(1648 - 1717)

[In this month's 'Gospel Commentary' page, I quoted Mde Guyon for February 9. She and Bishop Fénelon were the principal figures in a movement of contemplative prayer in 17th-century France. Tragically for Christian spirituality this movement was condemned by Bishop Bossuet (who had no understanding of it) and by Rome (for purely political reasons). To people who had no experience of contemplative prayer, it seemed to be advocating pure passivity. The following paragraphs make clear that Mde Guyon's teaching was more subtle and more experiential than this. She has much to teach us today. - Donagh O'Shea]
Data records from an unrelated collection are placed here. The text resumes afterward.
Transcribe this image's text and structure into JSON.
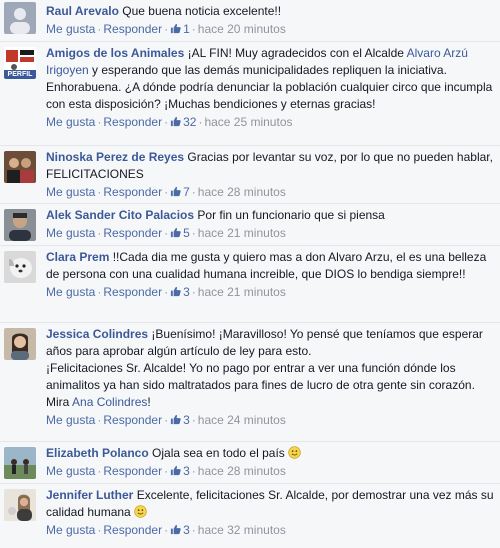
{
  "labels": {
    "like": "Me gusta",
    "reply": "Responder",
    "sep": "·"
  },
  "comments": [
    {
      "author": "Raul Arevalo",
      "text": "Que buena noticia excelente!!",
      "likes": "1",
      "time": "hace 20 minutos"
    },
    {
      "author": "Amigos de los Animales",
      "text_a": "¡AL FIN! Muy agradecidos con el Alcalde",
      "mention": "Alvaro Arzú Irigoyen",
      "text_b": "y esperando que las demás municipalidades repliquen la iniciativa. Enhorabuena. ¿A dónde podría denunciar la población cualquier circo que incumpla con esta disposición? ¡Muchas bendiciones y eternas gracias!",
      "badge": "PERFIL",
      "likes": "32",
      "time": "hace 25 minutos"
    },
    {
      "author": "Ninoska Perez de Reyes",
      "text": "Gracias por levantar su voz, por lo que no pueden hablar, FELICITACIONES",
      "likes": "7",
      "time": "hace 28 minutos"
    },
    {
      "author": "Alek Sander Cito Palacios",
      "text": "Por fin un funcionario que si piensa",
      "likes": "5",
      "time": "hace 21 minutos"
    },
    {
      "author": "Clara Prem",
      "text": "!!Cada dia me gusta y quiero mas a don Alvaro Arzu, el es una belleza de persona con una cualidad humana increible, que DIOS lo bendiga siempre!!",
      "likes": "3",
      "time": "hace 21 minutos"
    },
    {
      "author": "Jessica Colindres",
      "text_a": "¡Buenísimo! ¡Maravilloso! Yo pensé que teníamos que esperar años para aprobar algún artículo de ley para esto.",
      "text_b": "¡Felicitaciones Sr. Alcalde! Yo no pago por entrar a ver una función dónde los animalitos ya han sido maltratados para fines de lucro de otra gente sin corazón.",
      "text_c": "Mira",
      "mention": "Ana Colindres",
      "text_d": "!",
      "likes": "3",
      "time": "hace 24 minutos"
    },
    {
      "author": "Elizabeth Polanco",
      "text": "Ojala sea en todo el país",
      "emoji": "smile-emoji",
      "likes": "3",
      "time": "hace 28 minutos"
    },
    {
      "author": "Jennifer Luther",
      "text": "Excelente, felicitaciones Sr. Alcalde, por demostrar una vez más su calidad humana",
      "emoji": "smile-emoji",
      "likes": "3",
      "time": "hace 32 minutos"
    }
  ],
  "colors": {
    "link": "#3b5998",
    "meta": "#90949c",
    "background": "#f6f7f9"
  }
}
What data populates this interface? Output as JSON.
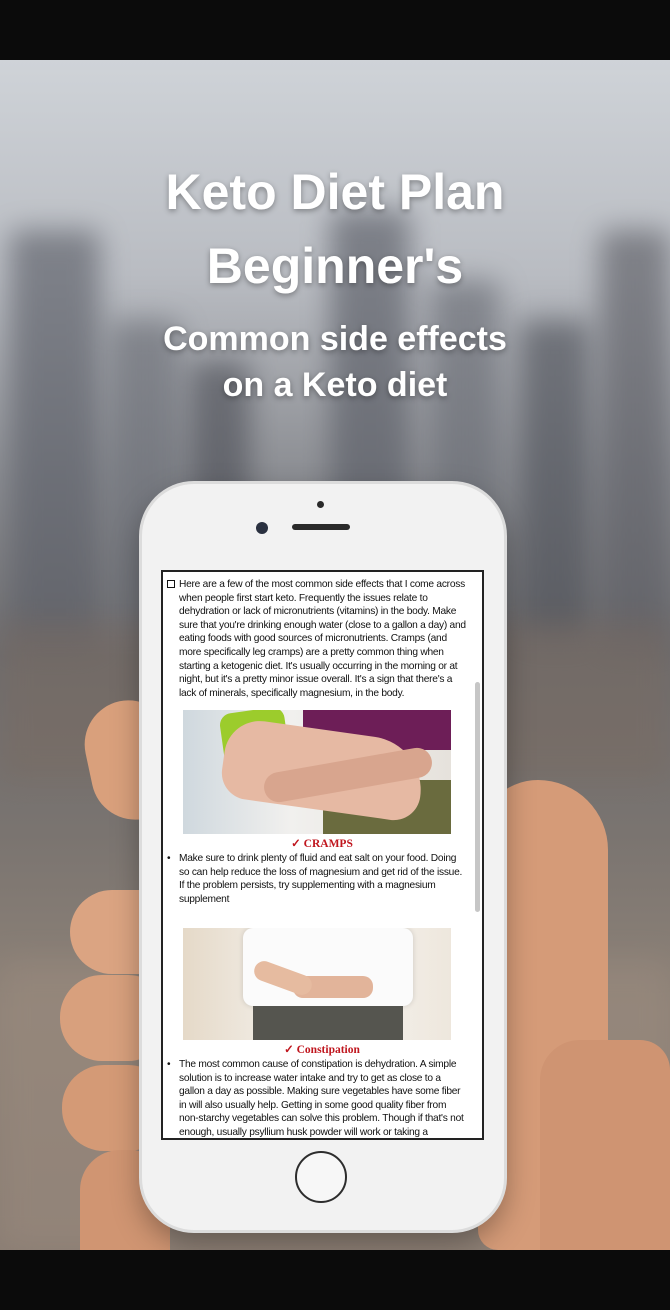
{
  "header": {
    "title_line1": "Keto Diet Plan",
    "title_line2": "Beginner's",
    "subtitle_line1": "Common side effects",
    "subtitle_line2": "on a Keto diet"
  },
  "article": {
    "intro": "Here are a few of the most common side effects that I come across when people first start keto. Frequently the issues relate to dehydration or lack of micronutrients (vitamins) in the body. Make sure that you're drinking enough water (close to a gallon a day) and eating foods with good sources of micronutrients. Cramps (and more specifically leg cramps) are a pretty common thing when starting a ketogenic diet. It's usually occurring in the morning or at night, but it's a pretty minor issue overall. It's a sign that there's a lack of minerals, specifically magnesium, in the body.",
    "caption1": "✓ CRAMPS",
    "bullet1": "Make sure to drink plenty of fluid and eat salt on your food. Doing so can help reduce the loss of magnesium and get rid of the issue. If the problem persists, try supplementing with a magnesium supplement",
    "caption2": "✓ Constipation",
    "bullet2": "The most common cause of constipation is dehydration. A simple solution is to increase water intake and try to get as close to a gallon a day as possible. Making sure vegetables have some fiber in will also usually help. Getting in some good quality fiber from non-starchy vegetables can solve this problem. Though if that's not enough, usually psyllium husk powder will work or taking a probiotic.",
    "bullet_glyph": "•"
  },
  "colors": {
    "caption": "#c0161e",
    "phone_body": "#f2f2f2"
  }
}
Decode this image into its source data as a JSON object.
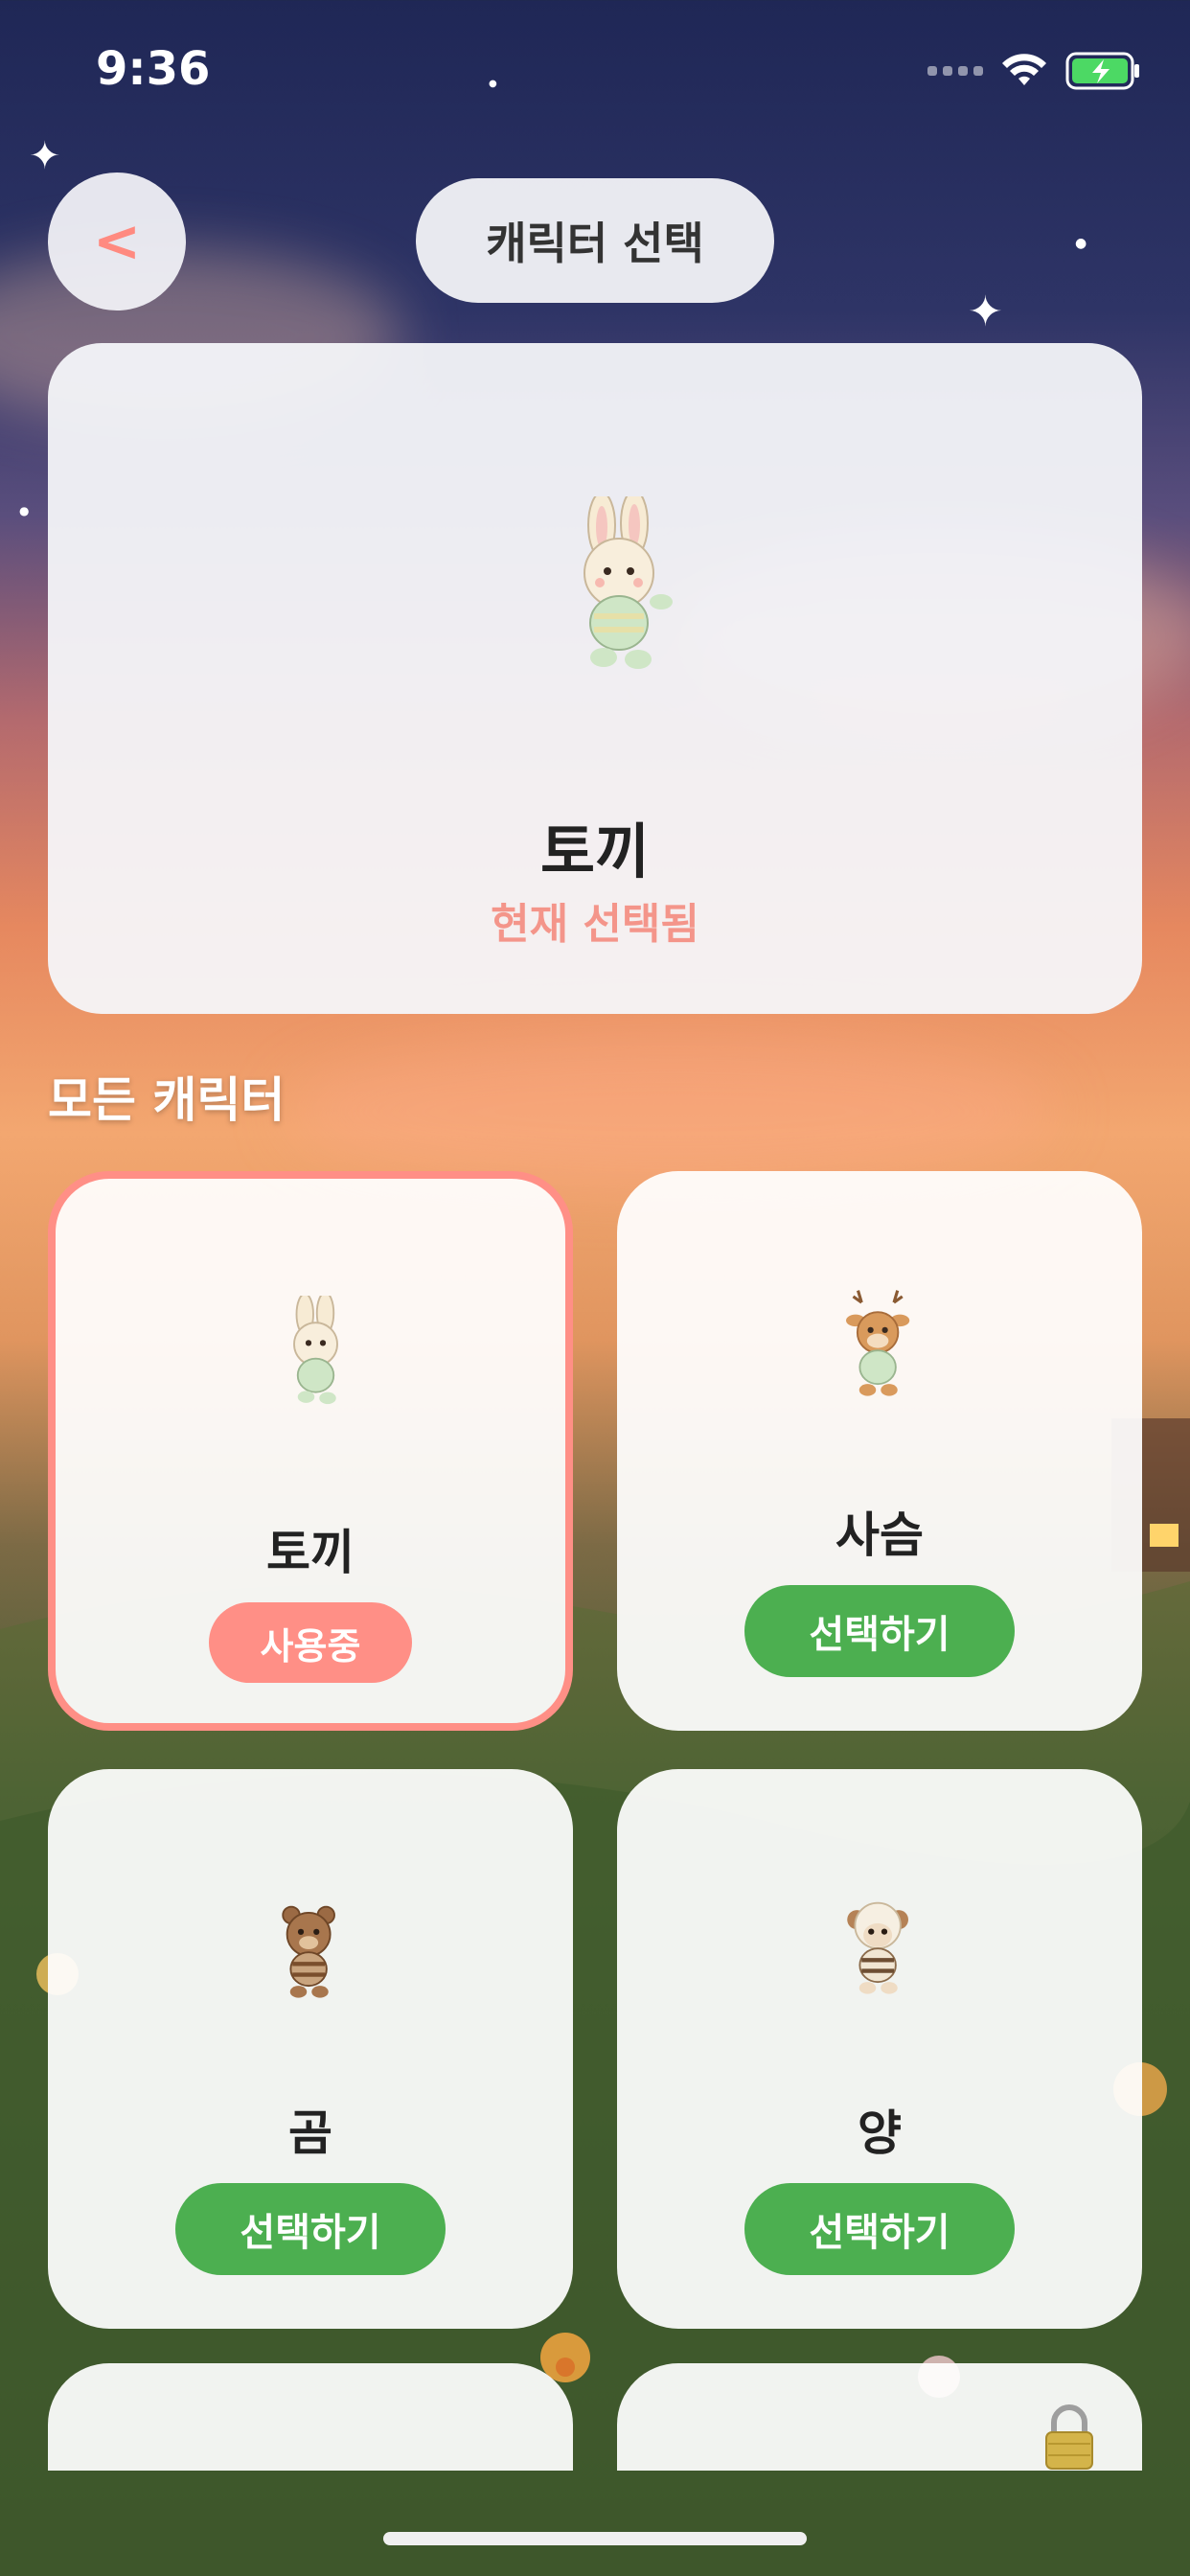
{
  "status_bar": {
    "time": "9:36"
  },
  "header": {
    "title": "캐릭터 선택",
    "back_label": "<"
  },
  "current": {
    "name": "토끼",
    "status": "현재 선택됨"
  },
  "section_title": "모든 캐릭터",
  "characters": [
    {
      "name": "토끼",
      "button": "사용중",
      "selected": true
    },
    {
      "name": "사슴",
      "button": "선택하기",
      "selected": false
    },
    {
      "name": "곰",
      "button": "선택하기",
      "selected": false
    },
    {
      "name": "양",
      "button": "선택하기",
      "selected": false
    }
  ],
  "colors": {
    "accent_pink": "#ff8f86",
    "select_green": "#4caf50",
    "status_pink": "#f4958a"
  },
  "icons": [
    "back-icon",
    "wifi-icon",
    "battery-charging-icon",
    "lock-icon"
  ]
}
      Some persons, when they hear of the prayer of silence, falsely imagine that the soul remains stupid, dead and inactive. But it is certainly active - more nobly and more extensively so than it has ever been before; for God Himself is the mover, and the soul now acts by the power of His Spirit…. When St Paul speaks of our being "led by the Spirit of God," he does not mean that we should cease from action; but that we should act through the internal agency of the Spirit's grace.
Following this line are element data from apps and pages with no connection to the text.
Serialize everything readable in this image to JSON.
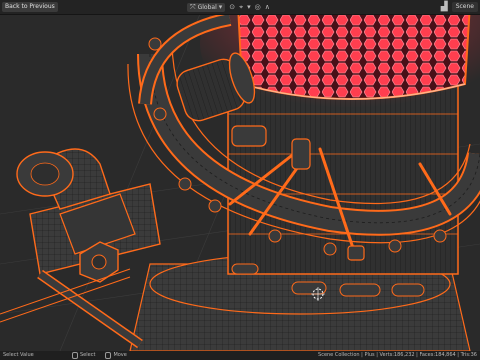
{
  "header": {
    "back_label": "Back to Previous",
    "orientation_label": "Global",
    "scene_label": "Scene"
  },
  "status": {
    "left_text": "Select Value",
    "select_label": "Select",
    "move_label": "Move",
    "stats_text": "Scene Collection | Plus | Verts:186,232 | Faces:184,864 | Tris:36"
  },
  "colors": {
    "wire": "#ff6a1a",
    "glow": "#ff3344",
    "mesh_fill": "#3a3a3a",
    "background": "#2b2b2b"
  }
}
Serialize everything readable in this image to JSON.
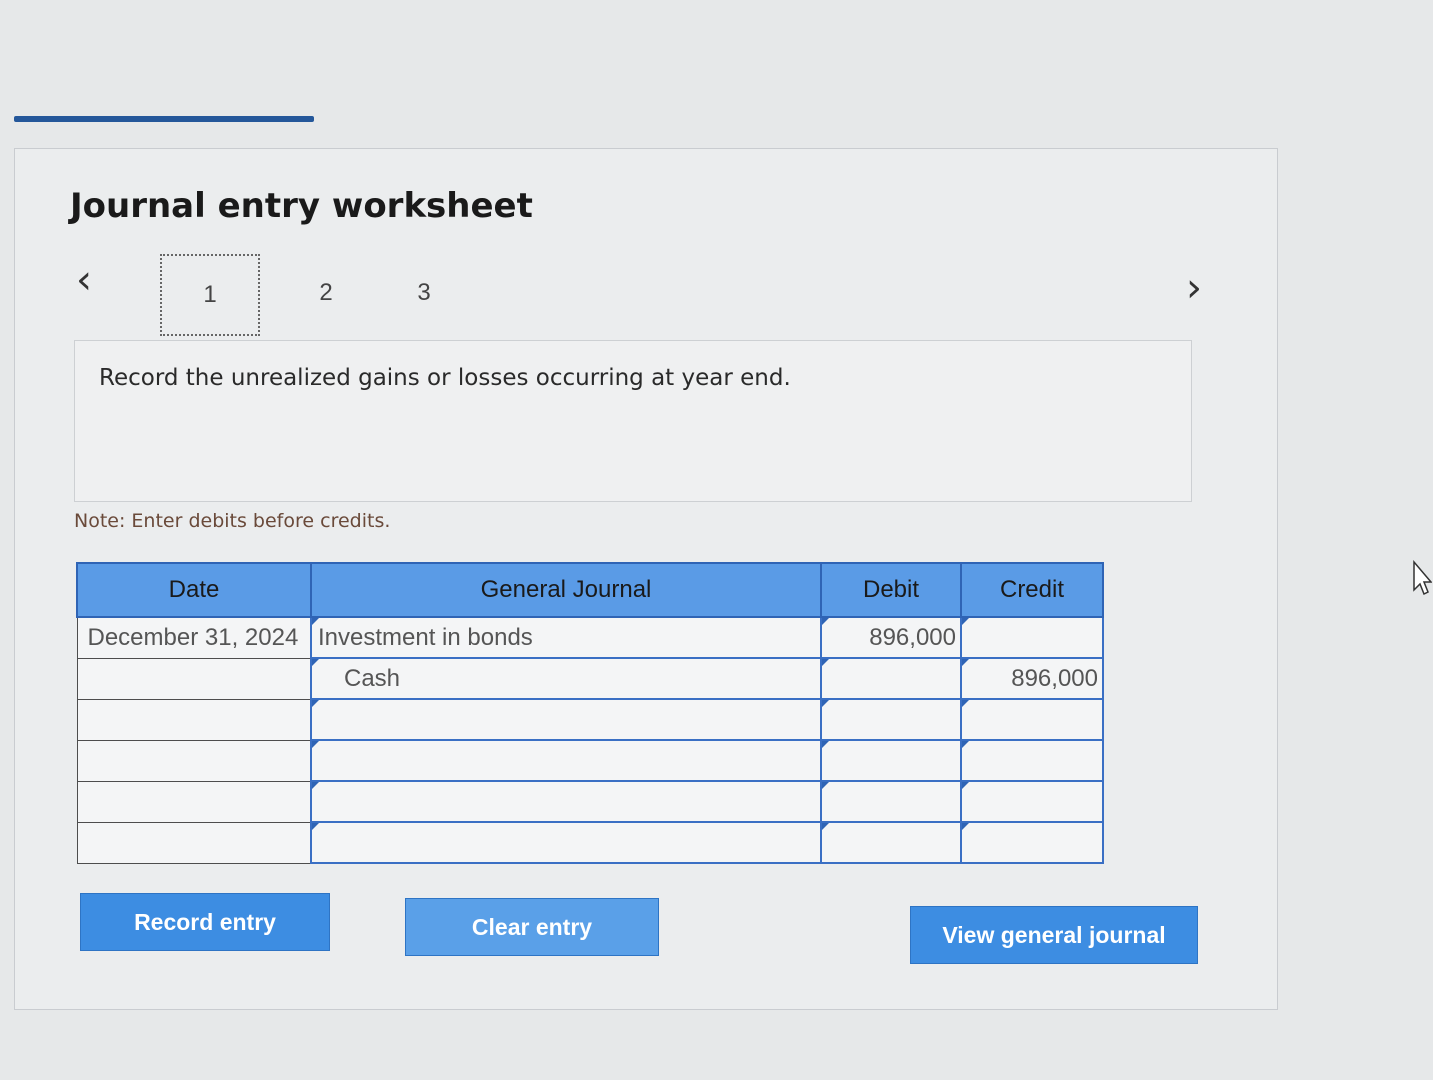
{
  "worksheet": {
    "title": "Journal entry worksheet",
    "steps": [
      "1",
      "2",
      "3"
    ],
    "active_step": 1,
    "instruction": "Record the unrealized gains or losses occurring at year end.",
    "note": "Note: Enter debits before credits."
  },
  "table": {
    "headers": {
      "date": "Date",
      "journal": "General Journal",
      "debit": "Debit",
      "credit": "Credit"
    },
    "rows": [
      {
        "date": "December 31, 2024",
        "account": "Investment in bonds",
        "debit": "896,000",
        "credit": ""
      },
      {
        "date": "",
        "account": "Cash",
        "debit": "",
        "credit": "896,000"
      },
      {
        "date": "",
        "account": "",
        "debit": "",
        "credit": ""
      },
      {
        "date": "",
        "account": "",
        "debit": "",
        "credit": ""
      },
      {
        "date": "",
        "account": "",
        "debit": "",
        "credit": ""
      },
      {
        "date": "",
        "account": "",
        "debit": "",
        "credit": ""
      }
    ]
  },
  "buttons": {
    "record": "Record entry",
    "clear": "Clear entry",
    "view": "View general journal"
  },
  "colors": {
    "header_blue": "#5a9be6",
    "button_blue": "#3d8de2",
    "accent_dark_blue": "#24579a"
  },
  "icons": {
    "prev": "chevron-left-icon",
    "next": "chevron-right-icon",
    "cursor": "mouse-pointer-icon"
  }
}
    [The act of contemplation], though an action, is yet so noble, so peaceful, so full of tranquillity, so natural and spontaneous, that it appears to the soul as if it did not act at all…. When a wheel rolls slowly we can easily distinguish its parts; but when its motion is rapid we can distinguish nothing. So the soul, which rests in God, has an activity exceedingly noble and elevated, yet altogether peaceful: and the more peaceful it is, the swifter is its course; because it is proportionately given up to that Spirit by which it is moved and directed. This attracting spirit is none other than God Himself, who, in drawing us, causes us to run to Him. How well did the spouse understand this when she said, "Draw me, and we will run after you" (Song of Songs 1:4). Draw me to You, O my Divine centre, by the secret springs of my existence, and all my senses and faculties will follow your powerful magnetism…!
    This action of the soul is attended with the utmost tranquillity. When the soul acts of its own accord, the act is forced and constrained; and, therefore one can easily perceive and distinguish it: but when it acts under the influence of the Spirit of Grace, its action is so free, so easy, and so natural, that it almost seems as if it did not act at all: "He brought me forth into freedom, he saved me because he loved me" (Psalm 17:20)….
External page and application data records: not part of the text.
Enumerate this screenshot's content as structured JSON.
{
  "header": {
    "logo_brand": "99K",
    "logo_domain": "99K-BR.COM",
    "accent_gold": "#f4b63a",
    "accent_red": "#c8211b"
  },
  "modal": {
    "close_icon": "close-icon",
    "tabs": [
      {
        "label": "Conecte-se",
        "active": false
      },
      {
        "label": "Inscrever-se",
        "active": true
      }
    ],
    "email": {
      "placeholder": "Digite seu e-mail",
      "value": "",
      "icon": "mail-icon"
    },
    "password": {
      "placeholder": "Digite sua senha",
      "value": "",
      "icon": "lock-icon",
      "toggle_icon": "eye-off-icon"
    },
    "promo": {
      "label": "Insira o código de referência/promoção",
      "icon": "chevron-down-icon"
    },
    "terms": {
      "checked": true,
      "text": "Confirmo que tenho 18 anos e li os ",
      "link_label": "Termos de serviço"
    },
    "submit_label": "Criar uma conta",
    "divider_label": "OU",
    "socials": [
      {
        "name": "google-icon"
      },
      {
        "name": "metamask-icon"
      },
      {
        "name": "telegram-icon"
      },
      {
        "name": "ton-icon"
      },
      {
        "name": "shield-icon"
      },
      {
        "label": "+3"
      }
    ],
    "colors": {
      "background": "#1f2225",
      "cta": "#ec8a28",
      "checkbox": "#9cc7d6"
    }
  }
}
    Instead then of promoting idleness, we promote the highest activity by teaching a total dependence on the Spirit of God as our moving principle; for it is "in him we live, and move, and have our being" (Acts 17:28). This meek dependence on the Spirit of God is indispensably necessary to reinstate the soul in its original unity and simplicity, that it may thereby attain the purpose of its creation.  


In their many different idioms the classical spiritual writers have attempted to throw light on the eternal question of union with God. 
Every month we give you a brief passage from a spiritual classic.